Summer: March-June (25°C - 47°C)
Winter: December-February (1°C - 25°C)
Best time to visit:
Opening Time: 09:00 a.m.
Closing Time: 07:00 p.m.
Weekly Holiday: N/A
Entry Fees for Indians
Video Camera: N/A
Entry Fees for Foreign Nationals
Out of the five popular astronomical observatories built by Maharaja Jai Singh II, the very first one came into existence in 1724. Known as Jantar Mantar, it is among the most sought-after tourist sites of New Delhi. Home to 13 astounding geometrical instruments made of brick rubble, it has been the place for astronomical observations for decades. Though, the coming up of tall building around it has taken the toll of instruments’ accuracy, it still holds magnificence as a must-visit hotspot.
Samrat Yantra, a sundial in the form of a giant triangle is undoubtedly the biggest highlight of the place. Jayaprakash Yantra is useful in studying the positions of the stars while Misra Yantra records year’s shortest and longest days and precise noon moments in various cities of the world. Niyati Chakra, Ram Yantra and many other instruments exemplify the fabulous blend of science and architecture.
The observatory is located at Connaught Place, just about 2 km. from the Sansad Bhavan building. Sansad Road, one of the most popular roads of the National Capital, can be taken to approach the place.
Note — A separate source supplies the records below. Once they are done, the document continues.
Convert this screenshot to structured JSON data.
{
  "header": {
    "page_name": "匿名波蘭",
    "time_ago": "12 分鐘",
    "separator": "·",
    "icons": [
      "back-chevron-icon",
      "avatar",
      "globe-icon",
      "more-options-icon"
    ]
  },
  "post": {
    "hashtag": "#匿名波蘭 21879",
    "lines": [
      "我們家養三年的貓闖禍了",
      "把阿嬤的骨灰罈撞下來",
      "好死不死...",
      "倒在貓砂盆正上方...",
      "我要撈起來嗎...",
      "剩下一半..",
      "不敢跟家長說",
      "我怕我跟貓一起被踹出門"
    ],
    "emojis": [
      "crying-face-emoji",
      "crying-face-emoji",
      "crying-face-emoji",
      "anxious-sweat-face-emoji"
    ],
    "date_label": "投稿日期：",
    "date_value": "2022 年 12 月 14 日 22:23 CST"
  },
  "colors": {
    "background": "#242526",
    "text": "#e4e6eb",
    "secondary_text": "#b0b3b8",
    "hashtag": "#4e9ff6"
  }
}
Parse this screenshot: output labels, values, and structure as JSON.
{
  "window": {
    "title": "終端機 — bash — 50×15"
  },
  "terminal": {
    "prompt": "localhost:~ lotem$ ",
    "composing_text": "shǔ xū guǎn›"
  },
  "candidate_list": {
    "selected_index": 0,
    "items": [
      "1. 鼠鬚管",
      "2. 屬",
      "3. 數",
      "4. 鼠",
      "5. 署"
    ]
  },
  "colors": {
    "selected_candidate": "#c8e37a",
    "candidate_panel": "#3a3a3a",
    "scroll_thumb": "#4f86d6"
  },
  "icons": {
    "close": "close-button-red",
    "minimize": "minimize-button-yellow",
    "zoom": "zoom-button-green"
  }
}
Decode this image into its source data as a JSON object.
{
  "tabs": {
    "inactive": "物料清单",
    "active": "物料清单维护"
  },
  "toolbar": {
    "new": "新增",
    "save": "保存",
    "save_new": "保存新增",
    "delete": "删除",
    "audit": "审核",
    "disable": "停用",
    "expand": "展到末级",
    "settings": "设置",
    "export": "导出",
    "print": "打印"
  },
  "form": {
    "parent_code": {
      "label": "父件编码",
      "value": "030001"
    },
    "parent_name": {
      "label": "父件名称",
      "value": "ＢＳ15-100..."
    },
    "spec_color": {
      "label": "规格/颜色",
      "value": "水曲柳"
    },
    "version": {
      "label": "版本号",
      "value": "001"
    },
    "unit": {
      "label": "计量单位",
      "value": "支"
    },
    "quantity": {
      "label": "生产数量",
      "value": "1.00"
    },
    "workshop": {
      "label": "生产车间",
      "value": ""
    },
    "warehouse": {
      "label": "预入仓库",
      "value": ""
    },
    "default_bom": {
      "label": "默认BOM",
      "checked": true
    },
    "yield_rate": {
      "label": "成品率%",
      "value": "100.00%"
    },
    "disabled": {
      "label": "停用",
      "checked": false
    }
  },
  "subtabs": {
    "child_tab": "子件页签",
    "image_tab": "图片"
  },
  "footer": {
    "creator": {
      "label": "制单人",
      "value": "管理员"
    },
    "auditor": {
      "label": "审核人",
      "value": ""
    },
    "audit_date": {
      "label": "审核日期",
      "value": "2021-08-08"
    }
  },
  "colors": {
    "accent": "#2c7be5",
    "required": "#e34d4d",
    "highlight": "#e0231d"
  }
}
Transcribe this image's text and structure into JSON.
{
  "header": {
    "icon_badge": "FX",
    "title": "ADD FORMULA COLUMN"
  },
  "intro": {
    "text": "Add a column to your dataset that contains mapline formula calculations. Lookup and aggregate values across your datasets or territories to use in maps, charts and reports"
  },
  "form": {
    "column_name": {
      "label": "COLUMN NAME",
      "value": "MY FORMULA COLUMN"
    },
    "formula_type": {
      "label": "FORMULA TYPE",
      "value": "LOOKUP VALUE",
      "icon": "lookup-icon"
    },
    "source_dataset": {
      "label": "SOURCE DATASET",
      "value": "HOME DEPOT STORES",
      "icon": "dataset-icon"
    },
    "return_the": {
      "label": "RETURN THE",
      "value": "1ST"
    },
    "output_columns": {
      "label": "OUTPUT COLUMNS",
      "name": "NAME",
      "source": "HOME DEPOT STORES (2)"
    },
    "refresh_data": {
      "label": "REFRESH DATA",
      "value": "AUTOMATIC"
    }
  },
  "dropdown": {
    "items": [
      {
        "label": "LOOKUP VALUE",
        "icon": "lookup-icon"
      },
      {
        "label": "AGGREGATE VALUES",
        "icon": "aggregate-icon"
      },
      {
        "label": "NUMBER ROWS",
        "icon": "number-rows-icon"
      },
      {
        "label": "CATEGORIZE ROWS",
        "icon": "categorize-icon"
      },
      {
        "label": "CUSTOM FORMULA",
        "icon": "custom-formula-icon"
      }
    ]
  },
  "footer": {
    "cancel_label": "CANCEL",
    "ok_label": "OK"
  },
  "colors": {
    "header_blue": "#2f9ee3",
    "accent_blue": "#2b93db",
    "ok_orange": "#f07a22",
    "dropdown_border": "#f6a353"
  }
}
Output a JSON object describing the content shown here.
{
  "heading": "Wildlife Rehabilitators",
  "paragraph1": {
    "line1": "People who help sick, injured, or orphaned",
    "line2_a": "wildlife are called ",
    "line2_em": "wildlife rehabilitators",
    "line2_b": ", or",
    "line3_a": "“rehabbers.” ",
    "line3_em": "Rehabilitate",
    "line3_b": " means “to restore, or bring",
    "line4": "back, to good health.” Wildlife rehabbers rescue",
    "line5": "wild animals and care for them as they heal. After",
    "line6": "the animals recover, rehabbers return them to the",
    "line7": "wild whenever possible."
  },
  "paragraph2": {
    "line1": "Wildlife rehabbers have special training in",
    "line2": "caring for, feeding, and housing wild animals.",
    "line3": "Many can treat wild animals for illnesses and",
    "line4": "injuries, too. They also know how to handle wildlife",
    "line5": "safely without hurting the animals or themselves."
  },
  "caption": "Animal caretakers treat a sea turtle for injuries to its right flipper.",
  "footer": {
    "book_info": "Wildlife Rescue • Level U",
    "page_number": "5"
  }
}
Local buses, taxis, auto-rickshaws and cycle-rickshaws are all convenient modes to reach the place.
New Delhi Railway Station is only about 2 km. from the observatory. When travelling by metro, you can get down at Patel Chowk Station (less than 1 km.), Shivaji Stadium (about 1.5 km.) or Rajiv Chowk (about 2.5 km.). Cycle-rickshaws are the most convenient modes from each of these points.
Get down at Delhi International Airport from where the observatory is only about 14 km. away. Local buses, taxis and auto-rickshaws from the airport can drop you at the monument.